Preservation of the autonomous nervous system is important to prevent urogenital and anorectal dysfunction.49 The paraortic trunks originate from the mesenteric plexus and descend along the aorta to join together and form the superior hypogastric plexus. If these are cut, ejaculation disorders and urinary incontinence may occur.50 Therefore, in high tie it is important to identify the safest point of ligation of IMA to avoid autonomous nerve damage during surgery of rectal cancer. In the literature, disagreement exists concerning the relationship between the origin and the course of IMA and the autonomous nerve supply. Two anatomic studies conclude that the origin of IMA is the only safe point of ligation, whereas another found that the inferior mesenteric plexus forms a dense network around IMA to a distance of 5 cm from the aorta, suggesting that high tie leads to damage of the sympathetic nerves.33,35,51 Two studies evaluated autonomic function after rectal resection. Liang et al.34 reported urogenital dysfunction in the majority of patients after high tie. Sato et al.32 compared patients who underwent rectal cancer resection before the implementation of low tie with patients who were treated after this implementation at the specific institution. Patients treated with high tie reported worse bowel function. Ligation of IMA at its origin disrupts the descending autonomic fibers and consequently leads to a long denervated colon segment, causing defecatory dysfunction.52 However, until now insufficient evidence exists about whether low tie has a better prognosis with regard to autonomic function.

Technical Considerations

Length of the Proximal Limb of Anastomosis

Apart from ischemia, tension on the anastomosis is thought to increase the risk of anastomotic leakage.23,35,53 Some authors state that high tie often is indispensable to guarantee a tension-free anastomosis in low anterior resection.35,53,54 With this technique the proximal limb is not withheld by an intact LCA-IMA-aorta axis.

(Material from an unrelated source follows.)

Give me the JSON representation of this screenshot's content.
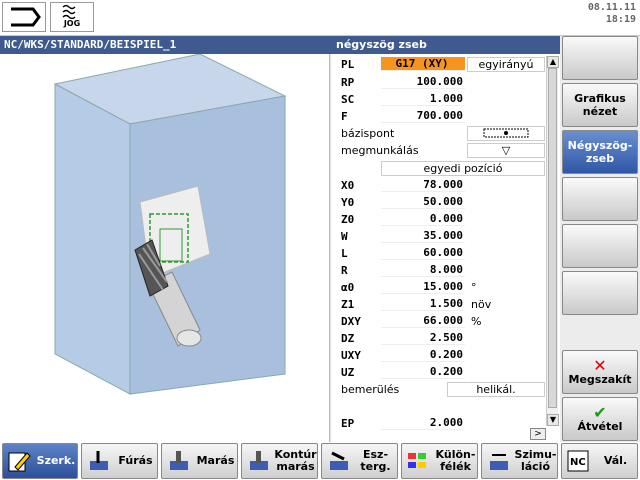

However, a tension-free anastomosis also can be achieved in low tie resections by cutting the descending branch of LCA.18 To our knowledge, there are no studies that evaluate the effect of different ligation techniques on anastomotic tension. The aforementioned publications of Pezim and Nicholls14 and Corder et al.18 suggest that critical length of the proximal limb is not an issue in low tie strategy. In addition, splenic flexure mobilization is not indicated routinely.55


Since Miles and Moynihan respectively proposed low tie and high tie techniques for rectal carcinoma surgery in the same year (1908), until now the level of arterial ligation has been debated. The lack of prospective, randomized, clinical trials with sufficient follow-up in combination with an inconsistent methodology can be held responsible for this lack of consensus. In addition it is uncertain whether precise peroperative evaluation of anatomy has always been correct in the available studies that describe high tie and/or low tie ligation. High tie, because it has regained new interest in laparoscopy by its presumed advantage of easily creating mesenteric windows, is still advocated by many.51,54,5659 However, from our review there is insufficient evidence to support high tie as the technique of choice. Although the anatomic disadvantage of high tie concerning impaired perfusion and innervation of the proximal colon limb has not been proven sufficiently with regard to anastomotic leakage and bowel dysfunction until now, low tie is anatomically less invasive and is preferable to high tie in rectal cancer surgery.